Sexual violence is a serious crime that occurs in all societies in times of conflict or of peace. According to the World Health Organisation, sexual violence is: ‘any sexual act, attempt to obtain a sexual act, unwanted sexual comments or advances, or acts to traffic, or otherwise directed against a person’s sexuality using coercion, by any person regardless of their relationship to the victim, in any setting’. In addition to being a crime in most national legal systems, sexual violence is also a violation of human rights and, in situations of armed conflict or occupation, a violation of international humanitarian law.
The prevalence of sexual violence in situations of conflict is staggering, while the prosecution rate for perpetrators of such acts is conspicuously low. As Lord Judd (Baron Judd of Portsea), a member of the United Nations All-Party Parliamentary Group (UN APPG), recently stated in a House of Lords short debate, "In the years between 2005 and 2007, 14,200 rape cases occurred in South Kivu in the Congo [DRC]. What is really disturbing is that only 2% of the perpetrators were ever brought to justice." Impunity remains an ominous challenge facing the United Nations and the international community as a whole.
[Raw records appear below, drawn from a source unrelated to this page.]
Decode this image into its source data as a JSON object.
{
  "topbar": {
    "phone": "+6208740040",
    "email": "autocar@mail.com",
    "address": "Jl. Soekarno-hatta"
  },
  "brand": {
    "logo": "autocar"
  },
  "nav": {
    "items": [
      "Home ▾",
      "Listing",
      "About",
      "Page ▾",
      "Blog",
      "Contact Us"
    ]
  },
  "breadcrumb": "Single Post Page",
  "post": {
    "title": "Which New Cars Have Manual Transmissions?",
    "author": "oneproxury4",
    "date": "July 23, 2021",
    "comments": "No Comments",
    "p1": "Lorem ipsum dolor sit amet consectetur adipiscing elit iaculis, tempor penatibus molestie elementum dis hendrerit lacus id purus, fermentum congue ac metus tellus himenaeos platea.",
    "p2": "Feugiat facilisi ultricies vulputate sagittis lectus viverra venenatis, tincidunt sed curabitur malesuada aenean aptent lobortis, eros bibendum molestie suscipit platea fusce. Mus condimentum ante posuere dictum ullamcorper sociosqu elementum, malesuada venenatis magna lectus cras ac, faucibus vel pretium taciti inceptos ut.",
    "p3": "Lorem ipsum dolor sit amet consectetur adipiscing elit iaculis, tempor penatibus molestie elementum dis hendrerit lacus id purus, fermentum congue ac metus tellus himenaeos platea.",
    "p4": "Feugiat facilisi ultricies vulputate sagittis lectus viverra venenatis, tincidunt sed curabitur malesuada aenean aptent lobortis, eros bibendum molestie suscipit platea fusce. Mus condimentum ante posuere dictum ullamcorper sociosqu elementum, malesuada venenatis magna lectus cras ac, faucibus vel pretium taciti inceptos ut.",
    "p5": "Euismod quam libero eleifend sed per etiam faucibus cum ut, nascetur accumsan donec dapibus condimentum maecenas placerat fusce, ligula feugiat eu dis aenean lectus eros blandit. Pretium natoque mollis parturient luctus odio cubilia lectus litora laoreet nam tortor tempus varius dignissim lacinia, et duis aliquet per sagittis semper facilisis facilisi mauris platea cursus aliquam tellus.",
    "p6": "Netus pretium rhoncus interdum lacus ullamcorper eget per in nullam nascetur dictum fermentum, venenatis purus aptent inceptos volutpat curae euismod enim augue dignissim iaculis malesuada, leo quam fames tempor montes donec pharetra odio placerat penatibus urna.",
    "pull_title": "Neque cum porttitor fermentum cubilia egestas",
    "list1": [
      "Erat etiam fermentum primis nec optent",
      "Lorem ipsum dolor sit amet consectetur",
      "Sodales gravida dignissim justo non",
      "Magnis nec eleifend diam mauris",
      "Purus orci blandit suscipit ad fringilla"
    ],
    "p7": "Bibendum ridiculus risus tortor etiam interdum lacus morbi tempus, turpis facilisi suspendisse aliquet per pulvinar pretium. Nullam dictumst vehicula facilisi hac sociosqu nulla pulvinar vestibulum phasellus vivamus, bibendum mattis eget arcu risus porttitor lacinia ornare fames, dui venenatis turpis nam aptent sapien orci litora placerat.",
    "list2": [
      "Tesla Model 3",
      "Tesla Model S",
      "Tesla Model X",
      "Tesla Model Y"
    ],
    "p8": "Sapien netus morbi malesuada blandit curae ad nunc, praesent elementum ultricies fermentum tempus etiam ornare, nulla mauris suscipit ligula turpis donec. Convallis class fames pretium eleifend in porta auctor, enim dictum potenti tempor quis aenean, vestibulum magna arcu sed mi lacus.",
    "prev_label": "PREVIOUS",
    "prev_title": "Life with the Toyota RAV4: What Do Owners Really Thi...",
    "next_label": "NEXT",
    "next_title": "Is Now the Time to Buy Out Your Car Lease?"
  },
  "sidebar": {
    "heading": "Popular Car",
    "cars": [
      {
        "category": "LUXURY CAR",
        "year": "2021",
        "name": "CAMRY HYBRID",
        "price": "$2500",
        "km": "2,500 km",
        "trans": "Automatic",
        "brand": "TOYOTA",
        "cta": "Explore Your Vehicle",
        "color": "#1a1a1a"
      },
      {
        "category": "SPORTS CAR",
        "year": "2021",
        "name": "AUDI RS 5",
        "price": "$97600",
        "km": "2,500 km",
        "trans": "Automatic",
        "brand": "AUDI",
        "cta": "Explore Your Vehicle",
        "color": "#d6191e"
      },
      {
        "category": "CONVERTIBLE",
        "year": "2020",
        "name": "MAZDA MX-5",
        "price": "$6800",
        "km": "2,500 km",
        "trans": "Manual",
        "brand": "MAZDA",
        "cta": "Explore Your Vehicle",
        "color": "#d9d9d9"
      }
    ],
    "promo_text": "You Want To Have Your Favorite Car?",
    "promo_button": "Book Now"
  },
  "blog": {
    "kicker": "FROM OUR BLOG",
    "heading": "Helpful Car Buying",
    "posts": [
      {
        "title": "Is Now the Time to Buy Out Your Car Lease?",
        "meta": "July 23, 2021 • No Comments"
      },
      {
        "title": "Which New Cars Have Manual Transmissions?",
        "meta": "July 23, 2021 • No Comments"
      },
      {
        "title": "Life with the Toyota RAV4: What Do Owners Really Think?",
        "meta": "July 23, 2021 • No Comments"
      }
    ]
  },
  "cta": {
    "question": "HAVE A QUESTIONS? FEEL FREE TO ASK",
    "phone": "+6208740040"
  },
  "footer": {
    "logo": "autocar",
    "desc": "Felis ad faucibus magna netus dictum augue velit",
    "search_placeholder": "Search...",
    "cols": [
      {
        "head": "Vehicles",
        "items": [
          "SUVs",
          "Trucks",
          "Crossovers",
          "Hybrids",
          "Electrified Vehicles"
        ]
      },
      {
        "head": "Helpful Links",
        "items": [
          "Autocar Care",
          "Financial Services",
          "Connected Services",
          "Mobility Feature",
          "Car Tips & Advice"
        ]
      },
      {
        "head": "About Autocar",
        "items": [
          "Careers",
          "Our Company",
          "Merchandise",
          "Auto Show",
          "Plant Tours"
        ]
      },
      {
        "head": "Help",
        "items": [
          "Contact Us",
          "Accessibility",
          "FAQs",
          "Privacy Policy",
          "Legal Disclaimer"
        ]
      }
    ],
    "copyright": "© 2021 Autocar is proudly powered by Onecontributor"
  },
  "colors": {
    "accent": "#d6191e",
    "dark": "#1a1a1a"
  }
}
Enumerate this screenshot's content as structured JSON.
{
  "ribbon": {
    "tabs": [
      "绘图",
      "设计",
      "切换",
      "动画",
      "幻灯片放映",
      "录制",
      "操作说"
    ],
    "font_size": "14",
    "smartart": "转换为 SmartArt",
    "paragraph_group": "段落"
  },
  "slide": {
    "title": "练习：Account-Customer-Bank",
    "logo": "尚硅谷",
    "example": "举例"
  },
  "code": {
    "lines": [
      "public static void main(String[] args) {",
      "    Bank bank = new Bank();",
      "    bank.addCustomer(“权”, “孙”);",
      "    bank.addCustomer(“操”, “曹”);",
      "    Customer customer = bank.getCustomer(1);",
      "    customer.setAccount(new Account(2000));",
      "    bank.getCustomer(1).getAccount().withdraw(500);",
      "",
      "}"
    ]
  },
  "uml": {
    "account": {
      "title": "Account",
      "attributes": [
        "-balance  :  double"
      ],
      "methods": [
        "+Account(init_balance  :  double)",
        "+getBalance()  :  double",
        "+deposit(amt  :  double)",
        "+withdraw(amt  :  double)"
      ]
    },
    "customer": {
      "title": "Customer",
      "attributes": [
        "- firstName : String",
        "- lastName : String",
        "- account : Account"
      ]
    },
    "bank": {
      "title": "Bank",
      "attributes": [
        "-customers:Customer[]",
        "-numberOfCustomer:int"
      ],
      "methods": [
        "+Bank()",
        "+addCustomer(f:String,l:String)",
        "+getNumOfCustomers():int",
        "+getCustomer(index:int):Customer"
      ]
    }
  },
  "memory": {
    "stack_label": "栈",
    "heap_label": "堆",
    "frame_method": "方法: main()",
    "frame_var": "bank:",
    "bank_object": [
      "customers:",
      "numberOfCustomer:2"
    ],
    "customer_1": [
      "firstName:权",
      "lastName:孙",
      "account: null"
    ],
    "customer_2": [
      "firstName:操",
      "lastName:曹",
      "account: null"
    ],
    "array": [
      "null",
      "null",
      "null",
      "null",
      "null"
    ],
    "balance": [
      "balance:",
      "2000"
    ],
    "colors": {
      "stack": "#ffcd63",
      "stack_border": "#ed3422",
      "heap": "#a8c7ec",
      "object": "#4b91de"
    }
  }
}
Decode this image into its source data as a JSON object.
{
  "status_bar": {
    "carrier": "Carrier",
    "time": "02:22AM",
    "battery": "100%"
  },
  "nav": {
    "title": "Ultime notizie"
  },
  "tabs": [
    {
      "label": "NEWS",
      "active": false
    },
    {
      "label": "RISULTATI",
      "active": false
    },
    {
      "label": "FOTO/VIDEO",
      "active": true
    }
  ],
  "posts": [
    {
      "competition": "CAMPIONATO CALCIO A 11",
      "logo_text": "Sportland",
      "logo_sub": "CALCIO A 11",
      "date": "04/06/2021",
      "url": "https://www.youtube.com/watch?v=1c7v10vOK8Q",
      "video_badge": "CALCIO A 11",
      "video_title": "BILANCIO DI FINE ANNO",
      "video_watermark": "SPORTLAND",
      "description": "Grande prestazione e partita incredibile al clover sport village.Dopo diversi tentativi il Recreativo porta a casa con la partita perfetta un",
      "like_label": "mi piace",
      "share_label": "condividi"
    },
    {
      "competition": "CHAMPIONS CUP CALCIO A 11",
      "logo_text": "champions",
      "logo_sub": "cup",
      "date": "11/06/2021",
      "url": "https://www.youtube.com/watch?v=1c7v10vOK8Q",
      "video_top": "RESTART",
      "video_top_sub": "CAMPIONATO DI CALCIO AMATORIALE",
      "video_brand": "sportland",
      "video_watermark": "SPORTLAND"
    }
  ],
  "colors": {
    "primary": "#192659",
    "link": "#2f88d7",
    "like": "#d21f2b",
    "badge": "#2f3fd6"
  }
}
Yet with growing international commitment to tackling the issue, Secretary-General Ban Ki-moon, in a strong statement of intent, announced his intention, on 31 January 2010, to establish a UN Special Representative on Sexual Violence in Conflict. He nominated Ms Margot Wallström to hold the inaugural position, at the level of Under-Secretary-General. Ms Wallström held the post until June 2012, when she was succeeded by the current Special Representative, Mrs Zainab Hawa Bangura.
The UN Special Representative of the Secretary-General on Sexual Violence in Conflict (SRSG) serves as the UN’s spokesperson and political advocate on conflict-related sexual violence and is chair of the ‘UN Action’ network of UN departments (against sexual violence in conflict). The five priorities for the SRSG's mandate are (1) to end impunity for conflict-related sexual violence, (2) to empower women to seek redress, (3) to mobilize political ownership, (4) to increase recognition of rape and (5) to harmonise the UN's response.
On 18 February 2013, UNA-UK’s Peace and Security Programmes Manager, James Kearney, had an opportunity to talk with Mrs Bangura on her work to date, and the challenges she will be seeking to address during her term. A transcript of the discussion may be found below.